§ **What is needed**
A word-for-word restatement of every entry is what is needed here.

§ **Stored records**
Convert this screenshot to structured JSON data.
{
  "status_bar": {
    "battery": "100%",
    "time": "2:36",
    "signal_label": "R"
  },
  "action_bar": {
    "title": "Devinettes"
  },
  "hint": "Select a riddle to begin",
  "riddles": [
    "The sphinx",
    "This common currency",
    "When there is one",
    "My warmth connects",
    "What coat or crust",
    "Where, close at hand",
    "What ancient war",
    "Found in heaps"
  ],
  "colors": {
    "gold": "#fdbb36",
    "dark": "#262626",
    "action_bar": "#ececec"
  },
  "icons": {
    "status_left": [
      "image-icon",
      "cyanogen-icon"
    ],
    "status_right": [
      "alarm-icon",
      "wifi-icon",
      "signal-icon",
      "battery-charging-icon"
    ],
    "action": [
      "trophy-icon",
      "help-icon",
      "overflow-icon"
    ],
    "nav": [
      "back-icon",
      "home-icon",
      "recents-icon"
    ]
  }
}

§ **Response below**
Convert this screenshot to structured JSON data.
{
  "status_bar": {
    "battery": "100%",
    "time": "2:36",
    "signal_label": "R"
  },
  "action_bar": {
    "title": "Devinettes"
  },
  "hint": "Select a riddle to begin",
  "riddles": [
    "The sphinx",
    "This common currency",
    "When there is one",
    "My warmth connects",
    "What coat or crust",
    "Where, close at hand",
    "What ancient war",
    "Found in heaps"
  ],
  "colors": {
    "gold": "#fdbb36",
    "dark": "#262626",
    "action_bar": "#ececec"
  },
  "icons": {
    "status_left": [
      "image-icon",
      "cyanogen-icon"
    ],
    "status_right": [
      "alarm-icon",
      "wifi-icon",
      "signal-icon",
      "battery-charging-icon"
    ],
    "action": [
      "trophy-icon",
      "help-icon",
      "overflow-icon"
    ],
    "nav": [
      "back-icon",
      "home-icon",
      "recents-icon"
    ]
  }
}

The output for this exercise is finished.